Fairbanks City Transit System No. 142 of “Into the Wild” fame inside the engineering building on the UAF campus, where UA Museum of the North conservators will work on its preservation. (Courtesy Photo / Ned Rozell)
Cheryl Fellman enters the chilly waters of Auke Bay. Freeman is on the verge of becoming one of only 43 Americans — and 422 people worldwide — to swim an official Ice Mile. (Courtesy photo/Cheryl Fellman)
Cheryl Fellman enters the chilly waters of Auke Bay. Freeman is on the verge of becoming one of only 43 Americans — and 422 people worldwide — to swim an official Ice Mile. (Courtesy photo/Cheryl Fellman)
Snow and rain are often annoying, but without the right amounts, rivers become too low for good floats and salmon spawning. (Jeff Lund / For the Juneau Empire)

I Went to the Woods: The two types of climate change

It’s about reusable water bottles, but also energy efficient homes.

Snow and rain are often annoying, but without the right amounts, rivers become too low for good floats and salmon spawning. (Jeff Lund / For the Juneau Empire)
This photo shows a brown-headed cowbird. Adult brown-headed cowbirds in North America practice brood parasitism in which they remove eggs from a host nest and replace them with eggs of their own. (Courtesy Photo / DonaldRMiller Photography, Wikimedia)

On the Trails: Infanticide and egg-destruction

Some regular infanticide and egg-destruction occurs between species.

This photo shows a brown-headed cowbird. Adult brown-headed cowbirds in North America practice brood parasitism in which they remove eggs from a host nest and replace them with eggs of their own. (Courtesy Photo / DonaldRMiller Photography, Wikimedia)
A praying mantis eats the remnants of its mate. In most cases, females that are cannibalistic gain reproductive advantages by laying larger, bigger eggs that survive better than those of non-cannibalistic females. Therefore their deceased mates also gain reproductive advantages.(Oliver Koemmerling / Wikimedia)

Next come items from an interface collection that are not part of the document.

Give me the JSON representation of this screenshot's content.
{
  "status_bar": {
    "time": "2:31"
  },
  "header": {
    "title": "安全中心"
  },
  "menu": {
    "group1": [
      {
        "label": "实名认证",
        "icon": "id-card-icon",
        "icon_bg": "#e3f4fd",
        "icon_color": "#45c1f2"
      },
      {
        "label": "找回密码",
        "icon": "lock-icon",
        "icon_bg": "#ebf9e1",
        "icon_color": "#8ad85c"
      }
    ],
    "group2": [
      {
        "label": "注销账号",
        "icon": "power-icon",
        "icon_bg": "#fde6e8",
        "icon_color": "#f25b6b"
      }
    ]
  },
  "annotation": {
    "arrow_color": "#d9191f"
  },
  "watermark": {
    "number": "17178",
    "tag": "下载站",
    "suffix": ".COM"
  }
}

On the Trails: Having family for dinner

Cannibalism in nature can be a family affair.

A praying mantis eats the remnants of its mate. In most cases, females that are cannibalistic gain reproductive advantages by laying larger, bigger eggs that survive better than those of non-cannibalistic females. Therefore their deceased mates also gain reproductive advantages.(Oliver Koemmerling / Wikimedia)
Sunset at Beaver Lake. (Courtesy Photo / Michael Humling)

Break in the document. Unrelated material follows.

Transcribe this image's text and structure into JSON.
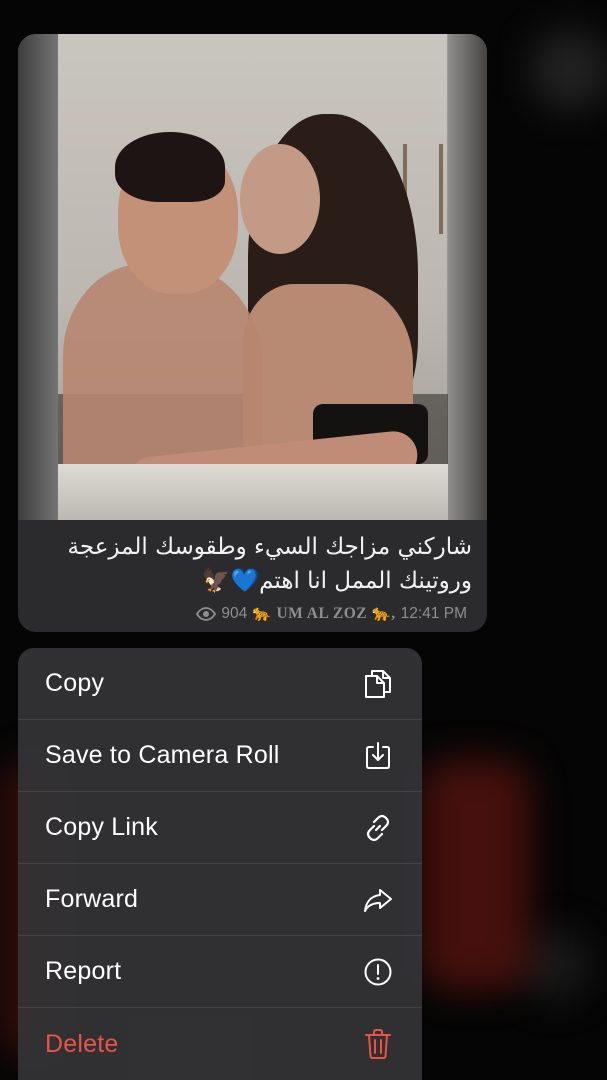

The Salmon State: Bear man of Admiralty Island Allen Hasselborg — and climate change

By Mary Catharine Martin The Salmon State Every day for decades, bear hunter, guide, and early 20th century Southeast Alaska homesteader Allen Hasselborg logged the… Continue reading

Sunset at Beaver Lake. (Courtesy Photo / Michael Humling)
Tone and Charles Deehr in Fairbanks, October 2021. Both photos courtesy Charles Deehr. 3. (Courtesy Photo / Charles Deehr)

Alaska Science Forum: Red aurora rare enough to be special

In decades of sky-watching in the north, he has seen a few red auroras, but not many.

Tone and Charles Deehr in Fairbanks, October 2021. Both photos courtesy Charles Deehr. 3. (Courtesy Photo / Charles Deehr)
The author photographs one of the numerous bull moose he and his wife saw on an elk hunt in Wyoming. (Jeff Lund / For the Juneau Empire)

I Went to the Woods: Desired vs. realized success

No elk taken, but it’s nothing to grouse about.

The author photographs one of the numerous bull moose he and his wife saw on an elk hunt in Wyoming. (Jeff Lund / For the Juneau Empire)